In how many lines of the records below does the word "companies" appear? Answer with the number alone.
++++ RECORDS SUPPLIED ++++
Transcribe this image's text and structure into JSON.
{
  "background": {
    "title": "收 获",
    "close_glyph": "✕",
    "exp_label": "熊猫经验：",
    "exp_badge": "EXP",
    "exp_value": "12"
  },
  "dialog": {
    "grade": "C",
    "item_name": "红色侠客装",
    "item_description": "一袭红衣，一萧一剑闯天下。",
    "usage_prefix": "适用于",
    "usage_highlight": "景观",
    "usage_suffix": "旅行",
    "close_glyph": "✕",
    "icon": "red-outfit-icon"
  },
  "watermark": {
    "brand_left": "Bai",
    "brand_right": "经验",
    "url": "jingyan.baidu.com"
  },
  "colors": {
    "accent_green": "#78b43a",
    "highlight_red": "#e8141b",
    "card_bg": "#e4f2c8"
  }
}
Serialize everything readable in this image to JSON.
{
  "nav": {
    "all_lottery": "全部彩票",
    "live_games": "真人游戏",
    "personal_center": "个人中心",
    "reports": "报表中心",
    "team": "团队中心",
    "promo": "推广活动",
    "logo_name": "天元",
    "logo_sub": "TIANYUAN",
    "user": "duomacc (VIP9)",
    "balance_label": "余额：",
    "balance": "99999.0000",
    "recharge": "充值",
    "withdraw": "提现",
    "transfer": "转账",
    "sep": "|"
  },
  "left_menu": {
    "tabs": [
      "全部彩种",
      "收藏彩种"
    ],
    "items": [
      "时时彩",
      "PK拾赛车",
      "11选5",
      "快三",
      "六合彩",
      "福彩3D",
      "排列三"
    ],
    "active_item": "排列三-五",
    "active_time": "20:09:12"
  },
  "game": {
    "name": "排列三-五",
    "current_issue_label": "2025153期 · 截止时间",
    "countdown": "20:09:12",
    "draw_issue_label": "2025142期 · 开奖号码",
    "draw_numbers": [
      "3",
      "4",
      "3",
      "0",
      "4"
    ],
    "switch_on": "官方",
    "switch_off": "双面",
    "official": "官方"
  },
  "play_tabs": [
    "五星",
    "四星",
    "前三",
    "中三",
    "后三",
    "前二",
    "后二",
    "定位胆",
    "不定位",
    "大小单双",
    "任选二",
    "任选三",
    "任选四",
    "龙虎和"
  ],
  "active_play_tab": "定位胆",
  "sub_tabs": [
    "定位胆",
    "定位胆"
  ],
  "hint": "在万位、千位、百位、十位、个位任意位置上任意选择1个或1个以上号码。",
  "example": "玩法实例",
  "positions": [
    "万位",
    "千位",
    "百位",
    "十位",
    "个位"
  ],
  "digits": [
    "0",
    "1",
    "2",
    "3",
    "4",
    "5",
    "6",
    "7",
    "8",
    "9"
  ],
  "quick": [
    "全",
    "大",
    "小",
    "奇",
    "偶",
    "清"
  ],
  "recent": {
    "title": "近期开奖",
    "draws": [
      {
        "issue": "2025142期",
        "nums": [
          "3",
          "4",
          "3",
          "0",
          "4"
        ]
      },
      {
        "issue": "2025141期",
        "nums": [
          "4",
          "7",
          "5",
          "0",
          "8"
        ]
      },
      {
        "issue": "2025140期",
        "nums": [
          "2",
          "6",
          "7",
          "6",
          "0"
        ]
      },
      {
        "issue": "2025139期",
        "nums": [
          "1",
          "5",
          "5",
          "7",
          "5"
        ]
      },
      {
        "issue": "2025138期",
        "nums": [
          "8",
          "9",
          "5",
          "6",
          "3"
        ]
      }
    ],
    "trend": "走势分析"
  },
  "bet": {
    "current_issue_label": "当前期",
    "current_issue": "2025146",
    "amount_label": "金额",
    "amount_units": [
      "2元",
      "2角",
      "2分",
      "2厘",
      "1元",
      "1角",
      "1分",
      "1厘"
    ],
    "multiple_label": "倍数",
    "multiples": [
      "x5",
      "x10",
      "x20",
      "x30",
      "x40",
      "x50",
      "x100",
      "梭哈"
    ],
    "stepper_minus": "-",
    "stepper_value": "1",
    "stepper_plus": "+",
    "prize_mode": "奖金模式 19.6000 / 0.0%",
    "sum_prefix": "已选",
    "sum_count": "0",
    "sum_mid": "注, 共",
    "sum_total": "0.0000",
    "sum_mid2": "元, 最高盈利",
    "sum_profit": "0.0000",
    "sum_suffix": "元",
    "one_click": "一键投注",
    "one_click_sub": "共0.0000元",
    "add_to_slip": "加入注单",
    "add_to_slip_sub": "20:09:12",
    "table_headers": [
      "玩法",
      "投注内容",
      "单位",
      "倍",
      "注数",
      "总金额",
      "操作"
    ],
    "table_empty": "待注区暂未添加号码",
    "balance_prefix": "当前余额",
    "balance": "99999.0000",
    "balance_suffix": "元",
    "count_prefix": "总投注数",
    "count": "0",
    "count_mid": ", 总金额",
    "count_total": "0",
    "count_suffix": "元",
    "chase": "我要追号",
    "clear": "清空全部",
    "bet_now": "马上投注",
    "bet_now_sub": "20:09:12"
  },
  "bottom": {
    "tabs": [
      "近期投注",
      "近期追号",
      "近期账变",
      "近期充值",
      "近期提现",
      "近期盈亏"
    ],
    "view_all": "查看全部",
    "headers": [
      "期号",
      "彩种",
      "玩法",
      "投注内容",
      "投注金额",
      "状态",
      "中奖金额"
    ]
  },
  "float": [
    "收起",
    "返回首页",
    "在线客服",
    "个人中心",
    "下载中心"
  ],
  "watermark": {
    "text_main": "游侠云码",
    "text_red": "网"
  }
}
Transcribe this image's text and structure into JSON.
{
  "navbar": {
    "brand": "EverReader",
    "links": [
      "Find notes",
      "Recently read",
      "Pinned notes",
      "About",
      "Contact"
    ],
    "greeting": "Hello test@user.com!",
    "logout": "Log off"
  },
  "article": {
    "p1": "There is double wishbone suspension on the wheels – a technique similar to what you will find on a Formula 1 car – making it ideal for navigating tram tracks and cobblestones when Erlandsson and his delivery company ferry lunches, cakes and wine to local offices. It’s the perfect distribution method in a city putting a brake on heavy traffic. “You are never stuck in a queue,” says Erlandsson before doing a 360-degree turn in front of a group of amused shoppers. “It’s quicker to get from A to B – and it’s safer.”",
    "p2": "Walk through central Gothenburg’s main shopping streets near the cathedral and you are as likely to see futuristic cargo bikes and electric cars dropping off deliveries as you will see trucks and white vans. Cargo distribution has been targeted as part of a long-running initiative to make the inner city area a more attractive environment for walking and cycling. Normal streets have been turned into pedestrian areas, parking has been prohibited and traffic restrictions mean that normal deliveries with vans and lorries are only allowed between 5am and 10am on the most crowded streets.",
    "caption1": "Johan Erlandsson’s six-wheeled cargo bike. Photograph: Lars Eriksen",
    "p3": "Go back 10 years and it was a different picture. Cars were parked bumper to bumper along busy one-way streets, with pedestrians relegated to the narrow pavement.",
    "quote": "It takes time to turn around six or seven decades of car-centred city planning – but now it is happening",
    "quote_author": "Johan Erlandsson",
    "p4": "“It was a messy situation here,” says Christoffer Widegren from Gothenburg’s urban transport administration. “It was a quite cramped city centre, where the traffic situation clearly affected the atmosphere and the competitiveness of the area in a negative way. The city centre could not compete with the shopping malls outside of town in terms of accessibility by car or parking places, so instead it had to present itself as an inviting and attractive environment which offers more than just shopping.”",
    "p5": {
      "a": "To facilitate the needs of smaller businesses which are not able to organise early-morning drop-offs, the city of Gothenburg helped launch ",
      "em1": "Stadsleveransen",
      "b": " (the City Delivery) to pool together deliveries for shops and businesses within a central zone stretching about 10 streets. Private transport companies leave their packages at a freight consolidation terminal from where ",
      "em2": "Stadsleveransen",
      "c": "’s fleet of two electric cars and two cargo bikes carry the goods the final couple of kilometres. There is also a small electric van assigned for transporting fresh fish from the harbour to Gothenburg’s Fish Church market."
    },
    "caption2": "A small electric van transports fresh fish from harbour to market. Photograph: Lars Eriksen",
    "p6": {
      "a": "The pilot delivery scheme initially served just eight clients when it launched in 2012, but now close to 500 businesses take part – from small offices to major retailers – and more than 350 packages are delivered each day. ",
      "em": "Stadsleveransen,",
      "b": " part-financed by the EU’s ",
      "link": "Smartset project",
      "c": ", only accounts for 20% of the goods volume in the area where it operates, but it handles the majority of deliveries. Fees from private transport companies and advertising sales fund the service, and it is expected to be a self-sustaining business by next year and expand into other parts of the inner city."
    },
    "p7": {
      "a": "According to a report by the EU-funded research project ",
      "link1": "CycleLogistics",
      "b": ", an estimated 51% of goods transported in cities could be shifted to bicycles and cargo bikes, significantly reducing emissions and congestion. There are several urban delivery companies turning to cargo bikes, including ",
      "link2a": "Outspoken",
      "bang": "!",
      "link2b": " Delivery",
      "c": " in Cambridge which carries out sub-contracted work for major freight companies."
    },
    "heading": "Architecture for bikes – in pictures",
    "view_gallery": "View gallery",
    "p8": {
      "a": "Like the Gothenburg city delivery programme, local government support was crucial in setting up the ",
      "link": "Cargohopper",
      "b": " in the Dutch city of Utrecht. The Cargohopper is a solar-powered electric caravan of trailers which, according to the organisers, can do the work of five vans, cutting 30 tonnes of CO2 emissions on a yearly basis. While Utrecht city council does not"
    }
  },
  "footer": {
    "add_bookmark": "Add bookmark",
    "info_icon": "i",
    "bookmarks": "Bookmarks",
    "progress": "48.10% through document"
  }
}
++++
# EXPECTED ANSWER:
4